Facebook Newbie question - how do you save a Restaurant's Facebook Page?

I never, ever, ever intended to join Facebook.

A new restaurant opened in my old hometown and my mom has started using their take out service. They don’t have a Web site. They only have a Facebook Page. They post the current days special on that page.

Google doesn’t find the Restaurant’s Facebook Page. Mom created a Facebook page. Now I’m trying to help her.

I signed into Facebook and searched. I have the Restaurant’s Facebook Page up.

Is there some way to save it to her Facebook home? So it’s listed when she logs into Facebook? I did click “Follow”. So she’ll get any updates from the Restaurant.

Ideally, she logs into Facebook.

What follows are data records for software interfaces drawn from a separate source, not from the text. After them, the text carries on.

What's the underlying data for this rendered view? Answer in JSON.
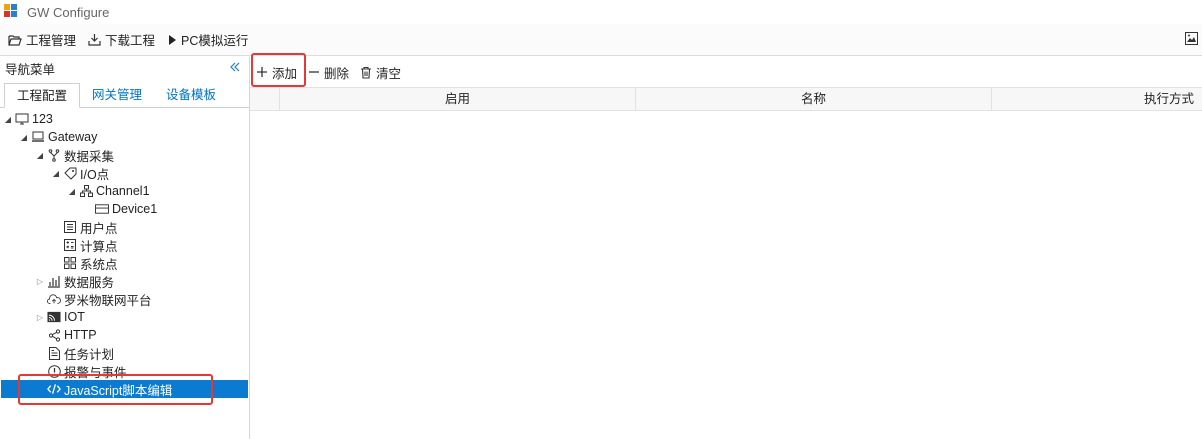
{
  "app": {
    "title": "GW Configure"
  },
  "toolbar": {
    "project_manage": "工程管理",
    "download_project": "下载工程",
    "pc_simulate": "PC模拟运行"
  },
  "nav": {
    "title": "导航菜单",
    "tabs": [
      "工程配置",
      "网关管理",
      "设备模板"
    ],
    "tree": {
      "root": "123",
      "gateway": "Gateway",
      "data_collection": "数据采集",
      "io_points": "I/O点",
      "channel": "Channel1",
      "device": "Device1",
      "user_points": "用户点",
      "calc_points": "计算点",
      "system_points": "系统点",
      "data_service": "数据服务",
      "iot_platform": "罗米物联网平台",
      "iot": "IOT",
      "http": "HTTP",
      "task_plan": "任务计划",
      "alarm_event": "报警与事件",
      "js_editor": "JavaScript脚本编辑"
    }
  },
  "main": {
    "add_label": "添加",
    "delete_label": "删除",
    "clear_label": "清空",
    "columns": [
      "启用",
      "名称",
      "执行方式"
    ]
  },
  "colors": {
    "accent": "#0a7bd1",
    "link": "#0073c4",
    "highlight": "#e53935"
  }
}
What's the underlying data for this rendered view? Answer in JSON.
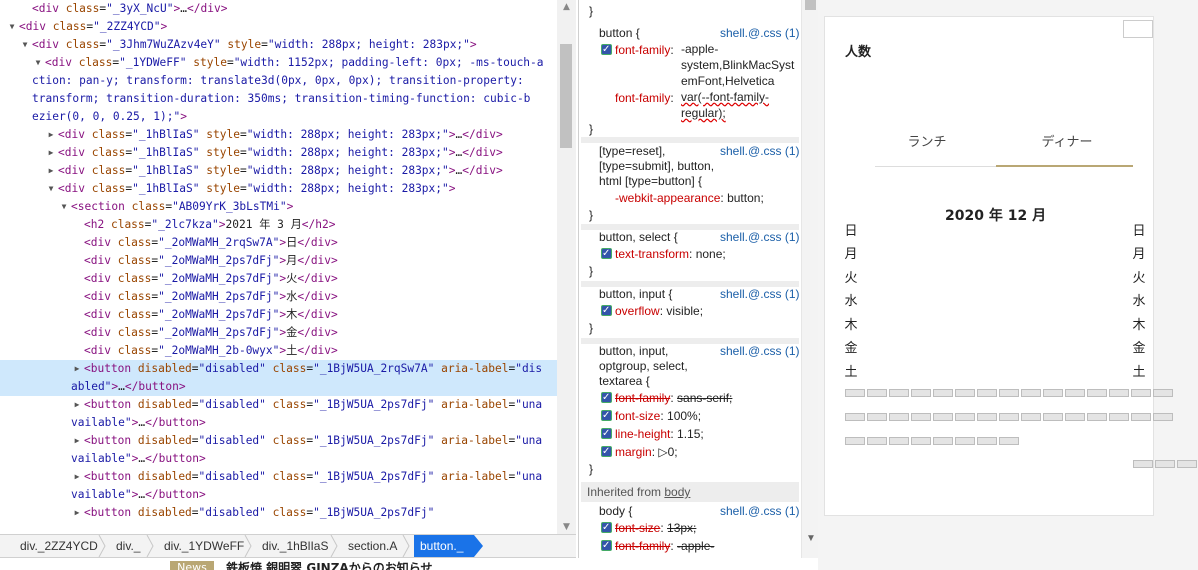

Clicks something and sees the Restaurant’s Facebook Page and menu for the day. She shouldn’t have to search for it every time.

I could just email her a link to the page and she could save it as a Favorite in Firefox. But, she’d still have to log in to Facebook to see the page.

What works better?

I have no plans to jump into the Facebook world. All we care about is seeing the menu of the day on this restaurant.

We aren’t making any friends or posting on anybody’s wall. :smiley:

Just save the restaurant’s Facebook page as a bookmark.

You’ve pretty much covered the two options Like/follow their page or bookmark it. You mention that she shouldn’t have to search for it, but now that she ‘likes’ it, when she types their name in the search bar (within facebook), it’ll come up much faster. It’ll probably be the first thing that shows up after she types the first few letters.

The second option is to bookmark their page. Some pages will require you to sign in, some pages won’t, it’s up to the page owner. You can test it easily enough by setting it up for her and logging out or pulling up a private window and seeing what happens.

Unfortunately if you’re playing in facebook’s world, you have to play by their rules and if they want you logged in, there’s really no workaround. However, if she’s using her own computer (or phone) at her own house, there’s no reason to sign out each time, just leave it logged in and if she’s just using facebook for checking for updates, it’s really all she’s going to see without a lot of other stuff cluttering up the feed. But give your mom some credit, you might find that within a few weeks or months, she’s liked a bunch of other local places or made some FB friends.

Also, depending on her OS, installing AdBlock+ and FBPurity will go a long way in cleaning up the SNR ratio.

Ok, I thought maybe the Facebook home page was like the desktop. Where shortcuts and links to files can be organized.

I know zip about Facebook. None of their terminology or anything

I’ll look on YouTube for some tutorials.

I just emailed my mom a link to that Facebook restaurant page. She can bookmark it.

Thanks for the support. I’m usually the one answering computer questions. Facebook is something I never touched before.

If the restaurant is posting daily menu specials, it should be showing up on your mother’s feed.

Also, she shouldn’t have to log in every time. Facebook keeps you signed in unless you deliberately log out. If she’s doing that, tell her she doesn’t need to.

I’m not sure, but I don’t think this is guaranteed. I’ve heard gripes about Facebook wanting money from page owners to insert the page’s updates into every follower’s feed every time.

If she is concerned about her privacy (and really, who shouldn’t be?) then there is indeed a reason why she might not want to stay logged in. In the past, Facebook has contracted with third-party websites to monitor and track its logged-in users’ web browsing activities and report this to Facebook for marketing purposes. Some of the 3.6 million users Facebook spied on in this way brought a class action lawsuit which forced Facebook to terminate the program.

Though they may no longer be using the data for marketing purposes in the same way, Facebook can still track some of your web browsing using web bugs in the form of “Like” and “Share” buttons that it encourages third-party webmasters to use. Facebook can do this whether or not you are logged in, and whether or not you have a Facebook account, but the data they gather is more personal and specific if you do have and are logged into a Facebook account. The best way of mitigating this is to use a web browser (or a web browser add-on) that blocks third-party cookies and known web bugs. For example, many web browsers can be configured to reject cookies from domains that come from sites other than the one you’re currently visiting. Also, there are ad blocker blocklists, such as Fanboy Social List, that will block all known web bugs from social media sites such as Facebook and Twitter. If you use these, you will still be able to use Facebook, but Facebook won’t be able to monitor your activity on other websites.